While Thompson’s family has long dealt with the impact of Type I diabetes, they later learned his wife was at risk for Type II diabetes. A visit to her doctor revealed she was pre-diabetic. The diagnosis came as a shock.
“She’s petite, she’s always watched what she ate and she exercised some. To look at her you’d never have thought she was pre-diabetic,” Thompson said.
Thompson said that diagnosis means more medical expenses for the family. It’s estimated that people with diabetes have medical expenses approximately 2.3 times higher than those who do not have diabetes.
“We’ll have more out-of-pocket expenses, but we’ll handle it. We’ll be fine, but a lot of Oklahoma families aren’t,” Thompson said. “We’ve got to do better. We must do better.”
Both Simpson and Thompson said families dealing with diabetes need more help and support. 
“Senator Simpson and I are not unique. It affects thousands of families across Oklahoma. We want them to come [to the Capitol], and learn what’s going on, but we also want them to know we’re all struggling. Come and be a part of this. Create this working relationship and look for answers for your family, because even since I’ve been involved in the caucus, I’ve learned things I didn’t even know about that can help our family,” Thompson said. “Come to this day, learn, engage, and I think your family will be better off for it.”
The state Capitol World Diabetes Day will take place Monday from 5 p.m. to 8 p.m. on the Capitol fourth floor rotunda and in the House chamber. The event is open to the public.
“I think it can be a source of strength and encouragement for families to see they aren’t the only ones dealing with this,” Simpson said. “Just because Senator Thompson and I are elected officials, it doesn’t mean our families are immune from those same problems and those same pains that so many families are suffering with. They’re not alone and they may learn something at this event that can help them improve their lifestyle and health.”
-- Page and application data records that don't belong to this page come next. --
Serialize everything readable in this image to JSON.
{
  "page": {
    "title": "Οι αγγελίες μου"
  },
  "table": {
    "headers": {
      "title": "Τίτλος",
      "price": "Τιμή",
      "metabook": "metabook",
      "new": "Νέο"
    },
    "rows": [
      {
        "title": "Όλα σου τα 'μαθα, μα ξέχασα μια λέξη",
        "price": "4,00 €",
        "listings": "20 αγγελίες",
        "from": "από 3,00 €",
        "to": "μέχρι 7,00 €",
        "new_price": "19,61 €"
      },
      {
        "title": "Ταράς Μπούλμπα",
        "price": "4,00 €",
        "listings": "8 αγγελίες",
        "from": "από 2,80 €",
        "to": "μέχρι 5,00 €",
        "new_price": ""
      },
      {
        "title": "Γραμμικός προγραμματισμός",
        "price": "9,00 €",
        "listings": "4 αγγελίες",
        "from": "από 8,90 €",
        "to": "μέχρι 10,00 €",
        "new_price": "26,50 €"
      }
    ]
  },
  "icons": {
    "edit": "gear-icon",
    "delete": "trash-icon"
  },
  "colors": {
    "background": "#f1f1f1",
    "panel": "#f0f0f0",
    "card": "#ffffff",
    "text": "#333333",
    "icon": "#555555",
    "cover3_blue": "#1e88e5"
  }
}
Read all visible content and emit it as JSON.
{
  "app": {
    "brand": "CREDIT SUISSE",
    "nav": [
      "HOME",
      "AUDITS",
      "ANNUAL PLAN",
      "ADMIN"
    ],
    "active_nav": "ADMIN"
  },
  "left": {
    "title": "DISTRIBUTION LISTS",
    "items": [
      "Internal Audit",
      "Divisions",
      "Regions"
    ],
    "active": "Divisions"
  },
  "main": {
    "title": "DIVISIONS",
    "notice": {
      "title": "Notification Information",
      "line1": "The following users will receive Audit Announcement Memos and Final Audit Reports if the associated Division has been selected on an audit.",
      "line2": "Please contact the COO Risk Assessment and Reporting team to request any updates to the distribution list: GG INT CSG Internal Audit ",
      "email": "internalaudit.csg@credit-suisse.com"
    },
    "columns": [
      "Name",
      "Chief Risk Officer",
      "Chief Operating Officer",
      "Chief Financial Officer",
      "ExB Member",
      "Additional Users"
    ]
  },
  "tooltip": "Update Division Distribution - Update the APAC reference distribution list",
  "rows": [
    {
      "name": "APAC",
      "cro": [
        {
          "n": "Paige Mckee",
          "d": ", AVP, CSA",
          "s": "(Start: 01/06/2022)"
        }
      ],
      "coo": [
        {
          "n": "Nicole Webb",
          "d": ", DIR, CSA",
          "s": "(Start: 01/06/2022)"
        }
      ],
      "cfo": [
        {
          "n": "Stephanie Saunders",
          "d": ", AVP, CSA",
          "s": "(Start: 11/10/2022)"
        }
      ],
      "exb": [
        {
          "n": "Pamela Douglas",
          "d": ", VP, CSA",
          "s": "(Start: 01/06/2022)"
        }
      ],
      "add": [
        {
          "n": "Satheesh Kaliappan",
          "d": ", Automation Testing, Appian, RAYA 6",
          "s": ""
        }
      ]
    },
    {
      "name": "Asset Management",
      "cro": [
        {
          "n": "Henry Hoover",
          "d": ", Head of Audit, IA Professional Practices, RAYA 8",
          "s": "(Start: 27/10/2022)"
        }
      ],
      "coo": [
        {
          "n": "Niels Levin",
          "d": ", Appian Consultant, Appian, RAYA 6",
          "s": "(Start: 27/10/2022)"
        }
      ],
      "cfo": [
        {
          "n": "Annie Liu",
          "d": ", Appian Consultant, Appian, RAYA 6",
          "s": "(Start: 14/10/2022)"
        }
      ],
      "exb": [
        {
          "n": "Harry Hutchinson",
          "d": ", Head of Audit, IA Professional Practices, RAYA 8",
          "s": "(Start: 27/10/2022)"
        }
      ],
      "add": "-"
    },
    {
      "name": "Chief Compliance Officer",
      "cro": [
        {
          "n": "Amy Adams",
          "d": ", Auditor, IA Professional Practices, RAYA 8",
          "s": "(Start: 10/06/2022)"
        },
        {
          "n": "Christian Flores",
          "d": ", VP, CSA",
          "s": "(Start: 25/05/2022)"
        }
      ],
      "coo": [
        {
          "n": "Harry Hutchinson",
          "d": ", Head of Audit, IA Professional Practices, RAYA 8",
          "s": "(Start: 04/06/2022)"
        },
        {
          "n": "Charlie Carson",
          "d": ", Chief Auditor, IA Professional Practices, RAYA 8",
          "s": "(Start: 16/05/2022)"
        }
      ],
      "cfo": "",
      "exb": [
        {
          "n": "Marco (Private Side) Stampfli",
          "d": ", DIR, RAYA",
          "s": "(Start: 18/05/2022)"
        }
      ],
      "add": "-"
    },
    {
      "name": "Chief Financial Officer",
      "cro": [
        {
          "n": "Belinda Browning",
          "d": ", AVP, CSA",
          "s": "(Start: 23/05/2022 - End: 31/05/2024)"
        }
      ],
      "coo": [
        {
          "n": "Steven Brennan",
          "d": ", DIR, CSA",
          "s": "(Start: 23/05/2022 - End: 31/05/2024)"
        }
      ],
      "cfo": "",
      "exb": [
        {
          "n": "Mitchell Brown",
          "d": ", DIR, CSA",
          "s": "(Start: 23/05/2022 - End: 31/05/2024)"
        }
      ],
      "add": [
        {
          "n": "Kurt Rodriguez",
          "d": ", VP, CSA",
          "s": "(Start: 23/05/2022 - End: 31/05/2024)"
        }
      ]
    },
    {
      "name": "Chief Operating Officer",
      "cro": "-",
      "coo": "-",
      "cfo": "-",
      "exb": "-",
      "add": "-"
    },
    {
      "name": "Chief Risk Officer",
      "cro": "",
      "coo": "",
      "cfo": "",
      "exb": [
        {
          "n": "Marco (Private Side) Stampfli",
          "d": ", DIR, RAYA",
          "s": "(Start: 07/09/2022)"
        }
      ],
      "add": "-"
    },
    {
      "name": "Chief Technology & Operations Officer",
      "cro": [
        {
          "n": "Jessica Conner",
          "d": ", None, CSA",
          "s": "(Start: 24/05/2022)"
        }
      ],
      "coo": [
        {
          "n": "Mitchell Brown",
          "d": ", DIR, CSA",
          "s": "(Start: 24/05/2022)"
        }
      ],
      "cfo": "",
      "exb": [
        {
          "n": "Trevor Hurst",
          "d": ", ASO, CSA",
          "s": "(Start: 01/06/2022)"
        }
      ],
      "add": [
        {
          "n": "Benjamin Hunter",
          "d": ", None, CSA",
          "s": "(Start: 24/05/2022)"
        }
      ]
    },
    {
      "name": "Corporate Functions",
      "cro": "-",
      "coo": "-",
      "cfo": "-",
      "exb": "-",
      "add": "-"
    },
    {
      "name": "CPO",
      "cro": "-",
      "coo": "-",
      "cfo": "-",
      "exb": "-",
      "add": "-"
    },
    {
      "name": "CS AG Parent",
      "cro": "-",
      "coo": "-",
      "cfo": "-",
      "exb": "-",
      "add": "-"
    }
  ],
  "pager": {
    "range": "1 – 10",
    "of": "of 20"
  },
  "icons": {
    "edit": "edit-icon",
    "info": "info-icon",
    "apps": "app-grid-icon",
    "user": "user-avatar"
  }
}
For more information, contact Sen. Roger Thompson at 405-521-5588 or Sen. Simpson at 405-521-5607.